    Why does this even make the news? There isn’t even a motor or batteries in that bike. They still have the rad in place (which obviously wont be needed). So from we can see here they have only modeled the bike performance/efficiency in Matlab which only translates so well into the real world.

  • MTGR

    The rad may be needed. Just as in an ICE design, heat is a major limiting factor in overall performance and longevity with elecric motors. A few other electric designs out there already use, or state plans to use, liquid cooling to control heat under race conditions. I suspect it is just the first of several existing technologies that will convert over from ICE as the electrics try to up their performance.

    Electric power is not as different as many believe, power is still power and generating it at anything close to the level current mainstream bikes do or ravcing demands will still create similar issues.

    Everyone thought 4 stroke MXers would be lower maintenance and cleaner running than 2 stokes too, because everyones’ 4 stroke play bike was that way. Then they actually tried to get the same levels of power out of them and now they require more maintenance than a 2 stroke and it is not uncommon to follow a modern 4 stroke and have you eyes water due to the amount of raw fuel pumped out the exhaust. As the demands on a design increase many of the same issues start to crop up. You don’t ever get something for nothing.

  • Andrew

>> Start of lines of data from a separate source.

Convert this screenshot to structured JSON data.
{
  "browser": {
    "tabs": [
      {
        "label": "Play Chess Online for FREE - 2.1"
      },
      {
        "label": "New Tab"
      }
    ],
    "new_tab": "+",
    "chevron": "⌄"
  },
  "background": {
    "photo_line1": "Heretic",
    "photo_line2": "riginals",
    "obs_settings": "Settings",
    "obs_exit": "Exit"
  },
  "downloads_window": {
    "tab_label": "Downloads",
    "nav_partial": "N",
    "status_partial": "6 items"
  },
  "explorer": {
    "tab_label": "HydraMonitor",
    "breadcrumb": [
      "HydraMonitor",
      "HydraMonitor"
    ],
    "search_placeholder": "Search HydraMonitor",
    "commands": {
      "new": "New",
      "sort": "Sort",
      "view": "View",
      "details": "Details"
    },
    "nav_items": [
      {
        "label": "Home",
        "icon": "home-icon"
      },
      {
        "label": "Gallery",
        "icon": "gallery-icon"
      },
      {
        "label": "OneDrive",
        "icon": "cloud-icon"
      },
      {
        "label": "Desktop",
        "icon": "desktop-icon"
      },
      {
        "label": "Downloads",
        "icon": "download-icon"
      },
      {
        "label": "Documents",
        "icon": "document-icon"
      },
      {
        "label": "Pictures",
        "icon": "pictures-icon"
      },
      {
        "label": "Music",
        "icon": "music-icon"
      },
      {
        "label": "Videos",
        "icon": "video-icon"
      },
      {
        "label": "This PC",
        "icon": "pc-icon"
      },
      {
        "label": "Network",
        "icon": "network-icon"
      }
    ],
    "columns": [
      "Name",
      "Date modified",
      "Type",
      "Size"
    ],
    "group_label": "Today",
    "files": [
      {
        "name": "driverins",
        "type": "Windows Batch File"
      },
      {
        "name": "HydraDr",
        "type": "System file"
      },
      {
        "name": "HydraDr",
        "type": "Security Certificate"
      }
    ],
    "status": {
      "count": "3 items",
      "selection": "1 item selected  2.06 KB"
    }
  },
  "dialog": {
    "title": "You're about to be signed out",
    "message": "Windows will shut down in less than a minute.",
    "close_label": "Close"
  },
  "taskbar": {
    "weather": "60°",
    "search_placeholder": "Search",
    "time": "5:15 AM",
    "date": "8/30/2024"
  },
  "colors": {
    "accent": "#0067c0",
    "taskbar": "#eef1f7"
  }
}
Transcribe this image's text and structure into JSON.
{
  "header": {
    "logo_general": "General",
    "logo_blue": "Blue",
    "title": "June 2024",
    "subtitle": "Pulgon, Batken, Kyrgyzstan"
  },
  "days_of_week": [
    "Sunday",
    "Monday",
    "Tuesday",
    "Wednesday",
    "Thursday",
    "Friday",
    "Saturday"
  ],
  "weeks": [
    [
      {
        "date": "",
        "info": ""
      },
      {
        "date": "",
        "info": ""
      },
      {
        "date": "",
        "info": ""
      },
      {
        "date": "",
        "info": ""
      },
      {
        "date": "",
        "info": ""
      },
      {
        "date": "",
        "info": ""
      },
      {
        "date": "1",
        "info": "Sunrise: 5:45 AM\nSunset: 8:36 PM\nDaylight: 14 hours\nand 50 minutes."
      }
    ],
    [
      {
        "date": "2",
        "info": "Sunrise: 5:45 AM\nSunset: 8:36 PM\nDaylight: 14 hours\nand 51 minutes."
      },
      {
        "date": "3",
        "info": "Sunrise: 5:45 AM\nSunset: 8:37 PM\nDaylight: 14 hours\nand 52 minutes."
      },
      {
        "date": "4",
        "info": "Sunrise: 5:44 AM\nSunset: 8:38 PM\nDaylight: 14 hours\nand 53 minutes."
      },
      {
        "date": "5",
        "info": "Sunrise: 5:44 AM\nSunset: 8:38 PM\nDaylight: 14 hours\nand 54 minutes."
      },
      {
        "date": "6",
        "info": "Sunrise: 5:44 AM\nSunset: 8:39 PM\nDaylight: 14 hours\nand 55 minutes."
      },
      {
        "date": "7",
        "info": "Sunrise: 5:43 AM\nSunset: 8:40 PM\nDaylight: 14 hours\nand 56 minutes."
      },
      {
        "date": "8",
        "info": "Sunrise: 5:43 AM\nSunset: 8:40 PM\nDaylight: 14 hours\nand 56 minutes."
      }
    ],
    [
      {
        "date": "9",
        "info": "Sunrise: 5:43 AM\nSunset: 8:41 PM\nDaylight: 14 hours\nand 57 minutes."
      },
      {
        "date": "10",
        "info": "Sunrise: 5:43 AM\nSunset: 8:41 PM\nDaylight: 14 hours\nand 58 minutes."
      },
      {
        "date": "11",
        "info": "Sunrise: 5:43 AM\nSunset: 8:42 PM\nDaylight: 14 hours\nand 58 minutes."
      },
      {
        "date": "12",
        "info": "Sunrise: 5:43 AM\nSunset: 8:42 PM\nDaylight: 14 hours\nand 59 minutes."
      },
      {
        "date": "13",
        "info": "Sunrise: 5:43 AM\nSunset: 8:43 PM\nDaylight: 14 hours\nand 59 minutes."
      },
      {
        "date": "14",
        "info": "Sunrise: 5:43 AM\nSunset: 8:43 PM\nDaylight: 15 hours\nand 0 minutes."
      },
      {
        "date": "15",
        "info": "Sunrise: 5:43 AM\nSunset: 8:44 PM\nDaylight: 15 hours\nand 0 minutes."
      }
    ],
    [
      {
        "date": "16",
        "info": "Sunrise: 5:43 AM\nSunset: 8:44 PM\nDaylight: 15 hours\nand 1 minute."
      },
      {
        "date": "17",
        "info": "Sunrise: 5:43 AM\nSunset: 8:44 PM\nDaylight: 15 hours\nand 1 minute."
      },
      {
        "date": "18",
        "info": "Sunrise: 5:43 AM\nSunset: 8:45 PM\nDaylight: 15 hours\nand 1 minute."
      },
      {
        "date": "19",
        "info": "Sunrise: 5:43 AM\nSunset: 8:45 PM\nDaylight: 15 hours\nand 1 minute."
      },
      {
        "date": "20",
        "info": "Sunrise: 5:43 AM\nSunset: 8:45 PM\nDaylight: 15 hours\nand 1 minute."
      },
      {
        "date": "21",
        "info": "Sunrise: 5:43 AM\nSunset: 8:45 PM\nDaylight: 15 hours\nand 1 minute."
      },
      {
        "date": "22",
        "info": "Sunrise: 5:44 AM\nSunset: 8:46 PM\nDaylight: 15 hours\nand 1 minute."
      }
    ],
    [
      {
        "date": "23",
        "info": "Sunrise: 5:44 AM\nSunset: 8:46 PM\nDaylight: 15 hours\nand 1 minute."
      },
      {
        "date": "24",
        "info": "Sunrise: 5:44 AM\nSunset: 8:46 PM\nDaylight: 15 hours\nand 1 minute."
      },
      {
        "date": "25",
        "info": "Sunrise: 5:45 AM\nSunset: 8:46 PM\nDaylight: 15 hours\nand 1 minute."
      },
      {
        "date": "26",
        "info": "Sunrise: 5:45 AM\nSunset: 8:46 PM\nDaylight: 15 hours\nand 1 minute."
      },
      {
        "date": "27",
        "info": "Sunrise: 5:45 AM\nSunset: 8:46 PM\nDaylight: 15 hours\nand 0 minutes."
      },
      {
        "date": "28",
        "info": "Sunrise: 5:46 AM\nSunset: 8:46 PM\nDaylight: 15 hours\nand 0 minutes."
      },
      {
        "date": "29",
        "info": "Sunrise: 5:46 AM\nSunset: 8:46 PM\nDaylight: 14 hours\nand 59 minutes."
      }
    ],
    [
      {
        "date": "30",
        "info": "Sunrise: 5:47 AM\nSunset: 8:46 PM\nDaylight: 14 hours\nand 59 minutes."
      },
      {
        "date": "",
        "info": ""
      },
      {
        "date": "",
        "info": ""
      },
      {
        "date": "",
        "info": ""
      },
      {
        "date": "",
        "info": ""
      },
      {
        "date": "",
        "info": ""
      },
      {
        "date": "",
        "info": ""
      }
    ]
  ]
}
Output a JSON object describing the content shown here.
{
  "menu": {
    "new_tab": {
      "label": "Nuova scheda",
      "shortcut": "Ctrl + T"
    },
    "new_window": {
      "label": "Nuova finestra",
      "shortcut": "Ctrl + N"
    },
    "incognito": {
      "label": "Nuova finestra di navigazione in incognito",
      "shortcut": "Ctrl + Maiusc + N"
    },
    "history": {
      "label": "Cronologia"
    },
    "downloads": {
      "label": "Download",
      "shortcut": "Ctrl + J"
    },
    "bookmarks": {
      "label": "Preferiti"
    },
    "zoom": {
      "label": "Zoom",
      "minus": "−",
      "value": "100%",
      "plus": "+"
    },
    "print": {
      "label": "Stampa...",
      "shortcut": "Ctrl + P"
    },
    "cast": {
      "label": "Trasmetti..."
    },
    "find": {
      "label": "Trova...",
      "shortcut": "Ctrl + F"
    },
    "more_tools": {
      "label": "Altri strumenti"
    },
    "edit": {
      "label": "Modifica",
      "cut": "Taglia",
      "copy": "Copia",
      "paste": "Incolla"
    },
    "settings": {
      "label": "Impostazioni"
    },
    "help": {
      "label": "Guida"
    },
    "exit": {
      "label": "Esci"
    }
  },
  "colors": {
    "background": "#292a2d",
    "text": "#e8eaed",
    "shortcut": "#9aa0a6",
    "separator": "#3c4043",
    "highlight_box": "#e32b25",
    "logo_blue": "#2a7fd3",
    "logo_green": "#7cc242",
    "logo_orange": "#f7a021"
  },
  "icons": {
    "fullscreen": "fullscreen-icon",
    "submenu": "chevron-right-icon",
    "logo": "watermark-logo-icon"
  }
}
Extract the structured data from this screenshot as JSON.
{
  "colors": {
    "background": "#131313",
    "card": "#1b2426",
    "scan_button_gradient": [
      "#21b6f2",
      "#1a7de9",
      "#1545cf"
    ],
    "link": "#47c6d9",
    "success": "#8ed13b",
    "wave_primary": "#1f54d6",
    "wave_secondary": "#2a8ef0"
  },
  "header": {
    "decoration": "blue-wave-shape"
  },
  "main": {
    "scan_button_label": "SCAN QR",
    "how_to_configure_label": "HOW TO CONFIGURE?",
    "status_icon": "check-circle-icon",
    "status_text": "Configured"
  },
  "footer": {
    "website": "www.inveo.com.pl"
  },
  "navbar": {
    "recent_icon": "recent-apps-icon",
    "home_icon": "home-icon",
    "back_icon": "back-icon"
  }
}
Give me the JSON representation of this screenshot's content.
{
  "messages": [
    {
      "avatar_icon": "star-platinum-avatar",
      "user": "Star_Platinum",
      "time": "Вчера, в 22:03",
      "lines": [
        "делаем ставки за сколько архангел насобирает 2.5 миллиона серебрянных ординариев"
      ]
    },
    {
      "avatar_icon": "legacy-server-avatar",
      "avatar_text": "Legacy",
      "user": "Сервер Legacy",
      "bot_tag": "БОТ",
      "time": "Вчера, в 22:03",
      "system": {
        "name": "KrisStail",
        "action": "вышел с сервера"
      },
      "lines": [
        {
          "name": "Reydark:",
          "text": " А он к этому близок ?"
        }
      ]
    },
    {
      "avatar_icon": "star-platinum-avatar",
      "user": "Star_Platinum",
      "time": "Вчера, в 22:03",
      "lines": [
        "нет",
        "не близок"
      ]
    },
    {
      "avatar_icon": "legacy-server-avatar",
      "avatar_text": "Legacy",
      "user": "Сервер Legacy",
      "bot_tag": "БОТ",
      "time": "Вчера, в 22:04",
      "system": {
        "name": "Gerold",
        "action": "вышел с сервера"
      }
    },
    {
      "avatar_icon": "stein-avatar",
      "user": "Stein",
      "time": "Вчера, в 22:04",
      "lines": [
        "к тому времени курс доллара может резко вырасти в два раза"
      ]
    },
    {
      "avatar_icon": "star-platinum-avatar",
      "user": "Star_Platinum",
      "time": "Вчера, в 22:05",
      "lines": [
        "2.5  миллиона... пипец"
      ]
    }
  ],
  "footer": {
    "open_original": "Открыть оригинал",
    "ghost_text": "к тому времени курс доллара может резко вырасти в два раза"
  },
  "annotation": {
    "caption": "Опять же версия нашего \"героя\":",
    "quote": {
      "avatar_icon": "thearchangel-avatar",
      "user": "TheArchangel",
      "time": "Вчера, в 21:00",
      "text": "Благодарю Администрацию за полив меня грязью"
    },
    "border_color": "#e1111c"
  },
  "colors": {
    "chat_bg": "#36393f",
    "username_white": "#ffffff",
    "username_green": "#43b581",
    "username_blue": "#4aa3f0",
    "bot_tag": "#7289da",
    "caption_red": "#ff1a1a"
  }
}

    Well actually the heat produced by the electric motor is several times less than an ICE. Most electric motors are operating in the 85%+ efficiency level compared to >40% for an ICE. Often the really heat limited component is the batteries which lose capacity if operated outside their optimum temperature and voltage range. I have seen liquid cooled AC motors in electric vehicles but this is where an existing vehicle design is being used and airflow is limited. Using a liquid cooled system on a race bike seems silly as it is parasitic and the airflow over the motor and batteries should be sufficient.

  • MTGR

    Noted Andrew. I don’t claim to be an expert on electrics and am not part of that team so clearly I was guessing as much as anybody else, but my point was this is not intended to be a normal electric application so the normal stats may not apply.

    These guys clearly stated intent to match 600cc supersport pace and to do that I doubt they will be able to operate anything at the current “typical” level for an electric. It all boils down to give and take, the extra drag of the rad would be worth it if the return in overall performance was enough.

    Consider that it takes something like 1200 hp just to turn the superchargers used in top-level drag racing, which sounds majorly parasitic and silly, until you consider that those same superchargers provide somewhere in the neighborhood of an additional 3000 hp. Bottom line is you end up faster despite the 1200 hp drain so it is still worth it.

  • Brammo and using watercooled AC motors too…

    Look at the plugbike blog from more comments.